I’d probably buy a five pack of Arctic P12 PWMs. That provides an exhaust fan, allows swapping the preinstalled Aspect 14s for three P12s (flipped to the inside of the bracket), and replaces one Thermalright fan on a dual tower.

You don’t need an AIO for am5 CPU’s. A good air cooler will do just fine. Worst case you lose a couple percent for saving 100 € plus convenience

I’m pretty much in agreement with this and Wertigon’s recommendation of Team Group RAM is also worthy of consideration.
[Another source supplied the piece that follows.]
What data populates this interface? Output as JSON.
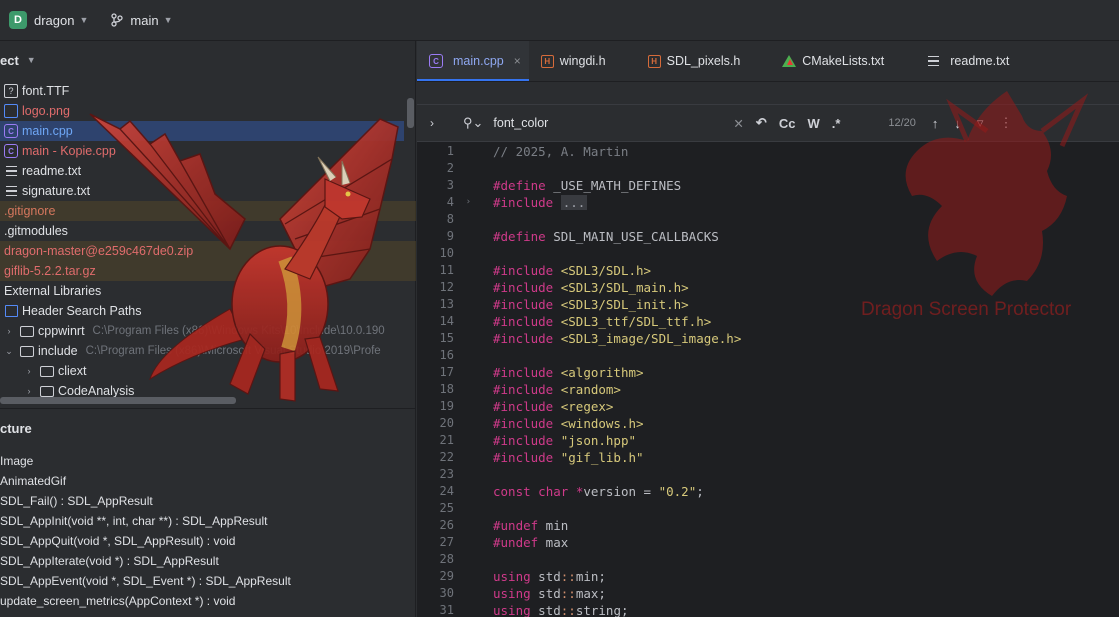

My own experience with this RAM is beyond satisfactory, especially when it comes to tightening timings but this may be due to B die and I have no idea what the latest gen uses. The other thing RAM wise with respect to workloads that Lemma pointed out makes sense. I have never regretted getting 128 GB of RAM. In the event that you may be using Linux a Nitro+ card is a safe choice. You seem to be someone who likes to keep their options open. I don’t recommend liquid cooling. If thermals are a concern with respect to NVMe use a heat sink that includes a fan. Avoid eye candy cases that only allow for minimal airflow from the front of the case. (A big problem with case design these days.) ASUS is generally more overpriced than MSI and my experience with AsRock has been less than pristine. I’d likely go with MSI but user preference prevails. Despite many advances with APU’s using an APU for serious graphical demanding work is not advisable. For the sort of work loads you appear to be looking at the Sapphire RX 7800XT is already approaching low budget levels IMO. Again. It really depends on your work load and user preference is such a factor here I’ll leave the NITRO+ as a base line as I’ve had good results with these cards.

I’m just a PC builder/enthusiast and I’ve only been at it 20 years or so. There are some here whose experience surpasses my own and they are very good at what they do. For all I know you’ve already made your choice. I’m just tossing in my 2 cents worth. Wishing you the very best.